Types of Execution Policies

PowerShell offers several levels of Execution Policy, each providing a different level of security and control over script execution:

  1. Restricted: The most secure policy, which prevents all scripts from running, including those that are locally created.
  2. AllSigned: Allows only scripts signed by a trusted publisher to execute.
  3. RemoteSigned: Permits locally created scripts to run, but requires remote scripts to be signed by a trusted publisher.
  4. Unrestricted: Allows all scripts to run without any restrictions.
  5. Bypass: No execution policy is enforced; all scripts run without restrictions.

Setting Execution Policy

You can set the Execution Policy using the Set-ExecutionPolicy cmdlet followed by the desired policy level. For example:

Set-ExecutionPolicy RemoteSigned

Checking Execution Policy

To check the current Execution Policy, you can use the Get-ExecutionPolicy cmdlet:

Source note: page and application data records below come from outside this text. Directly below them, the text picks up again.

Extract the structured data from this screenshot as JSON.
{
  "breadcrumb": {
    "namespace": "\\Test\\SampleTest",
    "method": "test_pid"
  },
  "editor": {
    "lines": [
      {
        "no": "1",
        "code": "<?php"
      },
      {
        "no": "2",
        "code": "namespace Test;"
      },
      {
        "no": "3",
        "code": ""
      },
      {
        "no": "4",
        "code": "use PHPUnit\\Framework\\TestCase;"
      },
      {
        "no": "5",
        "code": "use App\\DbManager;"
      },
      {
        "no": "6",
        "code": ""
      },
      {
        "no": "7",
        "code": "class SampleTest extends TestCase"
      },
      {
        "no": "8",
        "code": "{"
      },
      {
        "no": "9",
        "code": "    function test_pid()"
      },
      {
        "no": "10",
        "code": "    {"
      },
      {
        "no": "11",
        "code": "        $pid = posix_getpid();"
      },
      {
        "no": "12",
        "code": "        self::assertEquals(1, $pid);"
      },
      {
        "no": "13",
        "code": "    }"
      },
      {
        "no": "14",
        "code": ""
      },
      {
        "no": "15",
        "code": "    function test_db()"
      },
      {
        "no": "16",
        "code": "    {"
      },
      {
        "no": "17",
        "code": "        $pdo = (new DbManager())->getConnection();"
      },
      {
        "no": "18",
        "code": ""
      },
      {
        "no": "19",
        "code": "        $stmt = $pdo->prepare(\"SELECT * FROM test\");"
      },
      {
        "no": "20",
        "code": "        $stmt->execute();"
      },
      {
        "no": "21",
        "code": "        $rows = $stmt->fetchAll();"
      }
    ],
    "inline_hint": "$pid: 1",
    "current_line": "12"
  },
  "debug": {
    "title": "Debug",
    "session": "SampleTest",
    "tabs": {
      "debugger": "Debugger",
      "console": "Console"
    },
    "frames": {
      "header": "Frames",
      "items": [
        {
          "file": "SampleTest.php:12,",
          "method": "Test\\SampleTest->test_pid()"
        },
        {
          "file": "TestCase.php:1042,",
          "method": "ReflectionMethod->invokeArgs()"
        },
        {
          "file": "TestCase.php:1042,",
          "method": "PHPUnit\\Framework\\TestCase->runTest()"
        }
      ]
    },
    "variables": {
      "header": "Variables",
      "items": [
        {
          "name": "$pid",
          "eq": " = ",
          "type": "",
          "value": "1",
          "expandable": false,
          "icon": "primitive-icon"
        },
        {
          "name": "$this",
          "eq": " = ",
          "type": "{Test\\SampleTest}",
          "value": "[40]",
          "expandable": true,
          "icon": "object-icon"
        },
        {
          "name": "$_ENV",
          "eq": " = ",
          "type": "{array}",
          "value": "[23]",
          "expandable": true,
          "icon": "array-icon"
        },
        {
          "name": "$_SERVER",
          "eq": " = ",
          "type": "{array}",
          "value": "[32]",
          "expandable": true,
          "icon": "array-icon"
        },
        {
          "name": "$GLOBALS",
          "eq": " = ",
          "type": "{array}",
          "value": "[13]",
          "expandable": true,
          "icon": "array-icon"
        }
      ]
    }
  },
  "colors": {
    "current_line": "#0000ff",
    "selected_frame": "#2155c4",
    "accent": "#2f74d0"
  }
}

Let’s illustrate the significance of Execution Policy with practical examples:

Example 1: Restricted Policy

Set-ExecutionPolicy Restricted

With this policy, attempting to run a script will result in an error:

.\MyScript.ps1 : File C:\Scripts\MyScript.ps1 cannot be loaded because running scripts is disabled on this system.

Example 2: RemoteSigned Policy

Set-ExecutionPolicy RemoteSigned

Now, executing a locally created script will work without issues, but running a remote script without a digital signature will prompt for confirmation:

.\LocalScript.ps1      # Executes without prompt
\\RemoteServer\Script.ps1   # Prompts for confirmation

The Execution Policy in PowerShell is a vital component for maintaining security and controlling script execution. By understanding and appropriately configuring the Execution Policy, administrators can mitigate the risks associated with running PowerShell scripts while ensuring that necessary automation tasks can be carried out securely.

Author: user